Input data:
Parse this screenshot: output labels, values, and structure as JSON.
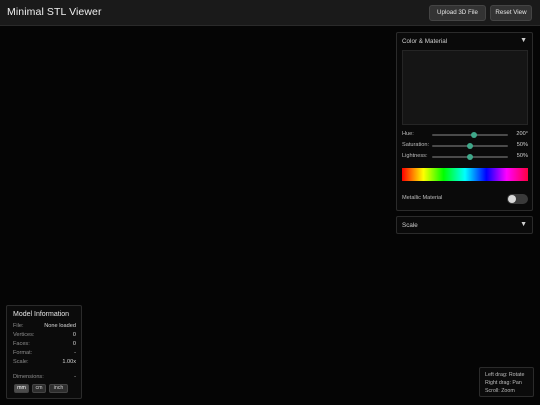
{
  "header": {
    "title": "Minimal STL Viewer",
    "upload_label": "Upload 3D File",
    "reset_label": "Reset View"
  },
  "color_panel": {
    "title": "Color & Material",
    "arrow": "▼",
    "hue": {
      "label": "Hue:",
      "value": "200°",
      "fraction": 0.55
    },
    "saturation": {
      "label": "Saturation:",
      "value": "50%",
      "fraction": 0.5
    },
    "lightness": {
      "label": "Lightness:",
      "value": "50%",
      "fraction": 0.5
    },
    "metallic_label": "Metallic Material",
    "metallic_on": false,
    "accent_color": "#3fa88a"
  },
  "scale_panel": {
    "title": "Scale",
    "arrow": "▼"
  },
  "model_info": {
    "title": "Model Information",
    "rows": [
      {
        "label": "File:",
        "value": "None loaded"
      },
      {
        "label": "Vertices:",
        "value": "0"
      },
      {
        "label": "Faces:",
        "value": "0"
      },
      {
        "label": "Format:",
        "value": "-"
      },
      {
        "label": "Scale:",
        "value": "1.00x"
      }
    ],
    "dimensions": {
      "label": "Dimensions:",
      "value": "-"
    },
    "units": [
      "mm",
      "cm",
      "inch"
    ],
    "selected_unit": "mm"
  },
  "help": {
    "lines": [
      "Left drag: Rotate",
      "Right drag: Pan",
      "Scroll: Zoom"
    ]
  }
}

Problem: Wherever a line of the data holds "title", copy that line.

Response:
    "title": "Minimal STL Viewer",
    "title": "Color & Material",
    "title": "Scale",
    "title": "Model Information",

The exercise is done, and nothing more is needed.